This year one of the advertised headlines for the show is Bernie "Older than Dinosaurs!". So I've been working to put together a good presentations. I'll have two display cases as well as bringing my 3D printer (and running it). I may also bring my 3D scanner as well, though we may be tight for desk space for it.
So for a good display I've been printing bones - Lots 'O Bones - though I haven't printed out all the bones we have prepared. For the bones that are centerline (brain cases, vertebra) I only have one of each. For the rest I've been printing out mirror images as well as the originals so as to recreate a full animal. Here is what I have to-date:
We have a full skull in white: the original half-skull below it. Skull roof pieces from two other skulls with their mirror images. Two premaxillas, one with a mirror image. Three braincases, and parts of a 4th and 5th. Some internal skull bones - probably related to the palate. Two humeri - we have other limb bones but I haven't printed them yet. A start of the tail - thirteen bones out of a total of 65 (see why I picked 65 later). These vertebra are 1,5,10 etc - the graduations between the adjacent vertebra are finer. And a 1/2 and 1/4 scale mason's hammer!
As you see, these bones are quite glossy. They are all printed in ABS and have been smoothed with hot acetone vapor. It is harder to print large pieces with ABS but the smoothing process makes it worthwhile.
So here is the process I have followed to print out the graduated series of tailbones for a full size reproduction.
1) Have a good bone to copy. In real life, a body vert is not like a neck vert is not like a tail vert. However, I have a really good centrum + neural process combination that I wanted to copy so I used that.

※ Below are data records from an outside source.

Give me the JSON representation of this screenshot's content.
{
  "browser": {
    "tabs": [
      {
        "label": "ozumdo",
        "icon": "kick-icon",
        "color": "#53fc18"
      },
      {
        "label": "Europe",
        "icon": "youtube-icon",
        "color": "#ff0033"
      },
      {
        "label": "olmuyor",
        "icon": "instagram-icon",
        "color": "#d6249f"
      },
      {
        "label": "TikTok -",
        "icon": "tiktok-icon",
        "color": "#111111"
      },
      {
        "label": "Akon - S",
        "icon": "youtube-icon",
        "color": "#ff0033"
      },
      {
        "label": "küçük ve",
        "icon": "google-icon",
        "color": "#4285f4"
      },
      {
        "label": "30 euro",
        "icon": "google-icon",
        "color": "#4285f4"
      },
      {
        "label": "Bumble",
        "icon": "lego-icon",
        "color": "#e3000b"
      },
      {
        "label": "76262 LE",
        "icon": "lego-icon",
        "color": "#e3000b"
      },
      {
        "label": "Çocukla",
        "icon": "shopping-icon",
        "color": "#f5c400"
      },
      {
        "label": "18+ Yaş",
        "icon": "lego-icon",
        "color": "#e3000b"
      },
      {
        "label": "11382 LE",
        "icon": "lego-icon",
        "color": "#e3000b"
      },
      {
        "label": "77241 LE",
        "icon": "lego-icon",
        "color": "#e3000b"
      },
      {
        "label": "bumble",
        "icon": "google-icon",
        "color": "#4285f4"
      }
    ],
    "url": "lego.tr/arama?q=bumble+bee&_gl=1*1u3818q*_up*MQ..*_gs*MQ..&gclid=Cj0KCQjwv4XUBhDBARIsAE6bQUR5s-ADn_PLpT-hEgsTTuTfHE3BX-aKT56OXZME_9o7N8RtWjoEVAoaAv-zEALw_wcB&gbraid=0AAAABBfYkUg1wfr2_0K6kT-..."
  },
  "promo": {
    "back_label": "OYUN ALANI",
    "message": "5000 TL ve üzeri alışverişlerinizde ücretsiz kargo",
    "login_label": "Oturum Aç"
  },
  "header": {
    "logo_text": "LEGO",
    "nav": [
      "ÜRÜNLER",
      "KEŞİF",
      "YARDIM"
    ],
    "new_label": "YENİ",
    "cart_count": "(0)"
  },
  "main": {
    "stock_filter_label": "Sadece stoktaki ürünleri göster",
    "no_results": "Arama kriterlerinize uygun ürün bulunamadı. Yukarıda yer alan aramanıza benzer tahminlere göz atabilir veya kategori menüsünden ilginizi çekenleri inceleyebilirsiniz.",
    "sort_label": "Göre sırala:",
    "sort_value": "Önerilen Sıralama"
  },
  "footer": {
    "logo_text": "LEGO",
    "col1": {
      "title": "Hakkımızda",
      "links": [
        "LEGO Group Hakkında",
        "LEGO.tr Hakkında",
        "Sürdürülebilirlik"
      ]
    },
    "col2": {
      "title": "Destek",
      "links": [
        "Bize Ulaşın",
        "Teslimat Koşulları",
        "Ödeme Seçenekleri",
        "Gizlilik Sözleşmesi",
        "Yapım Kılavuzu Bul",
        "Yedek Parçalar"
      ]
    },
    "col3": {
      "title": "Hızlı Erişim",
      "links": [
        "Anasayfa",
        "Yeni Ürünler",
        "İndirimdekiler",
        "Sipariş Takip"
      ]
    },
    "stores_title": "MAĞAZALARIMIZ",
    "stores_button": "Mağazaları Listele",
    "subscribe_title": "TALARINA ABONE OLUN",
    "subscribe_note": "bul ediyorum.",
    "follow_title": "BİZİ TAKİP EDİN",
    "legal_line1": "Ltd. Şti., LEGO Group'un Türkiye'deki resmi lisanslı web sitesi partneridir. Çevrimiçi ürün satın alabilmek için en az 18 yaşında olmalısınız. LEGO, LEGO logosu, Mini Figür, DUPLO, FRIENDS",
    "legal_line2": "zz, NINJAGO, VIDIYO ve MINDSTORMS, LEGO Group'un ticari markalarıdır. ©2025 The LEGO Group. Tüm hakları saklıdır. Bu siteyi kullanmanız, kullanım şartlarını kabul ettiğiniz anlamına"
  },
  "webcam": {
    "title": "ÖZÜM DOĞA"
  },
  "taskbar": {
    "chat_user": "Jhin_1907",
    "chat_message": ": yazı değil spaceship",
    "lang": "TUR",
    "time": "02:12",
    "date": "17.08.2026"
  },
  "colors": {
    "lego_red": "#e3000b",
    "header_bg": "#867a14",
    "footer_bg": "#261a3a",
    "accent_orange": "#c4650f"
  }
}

Here's the picture taken during scanning:
It is the best combo found to-date.
2) Have a good know specimen to copy and get dimensions from. Since we don't have an articulated specimen of Bernie, I have chosen to get dimensions from a wonderful specimen of Midentosaurus Brevis from China. This animal is about the same size as Bernie, the same age, and is wonderfully complete. Here is the reference article data:
Look at how complete this specimen is! This thing is 12 feet long!
Best of all, they have closeups of the tail so I can get accurate dimensions of all the tail verts! And they all have neural processes (probably to make a flattened tail to swim with) so my choice of a vert+centrum can be partially justified. Wait until I get the chevrons (the little Y-shaped bones under the verts) printed too. This animal had 13 neck verts, 25 body verts, 2 sacral verts and 65 tail verts (that's where the 65 comes from).
3) I took measurements of the length and diameter of the verts (minus the neural processes) and put them in a spreadsheet. I did a curve-fit on the data, and projected out the dimensions of each vert as a percent of the largest (number 1). My inner engineer is showing.
4) A series of bones is then prepared in the Slic3r software. I can import the scanned bone:
Set it upright and duplicate it. My computer can only handle 6 copies at once, so I'll end up printing variations of this about 11 times.
Now, each individual vert can be scaled according to the dimensions on the spreadsheet to gradually decrease in length and width as we go back the tail. The two dimensions do not scale at the same rate - the verts get smaller in diameter faster than they get shorter, so the verts become skinnier and skinnier.
5) Last of all, the bones are printed, cleaned up and vapor-smoothed. I've printed up 13 but some will have to be done again as the initial scaling was incorrect. Overall they will be a tail about 50 inches long!
This goes to show some of the real benefits of 3D scanning and printing instead of moulding and casting. Scaling objects and making mirror images is really easy using 3D digital techniques.
Sincerely, Greg Carr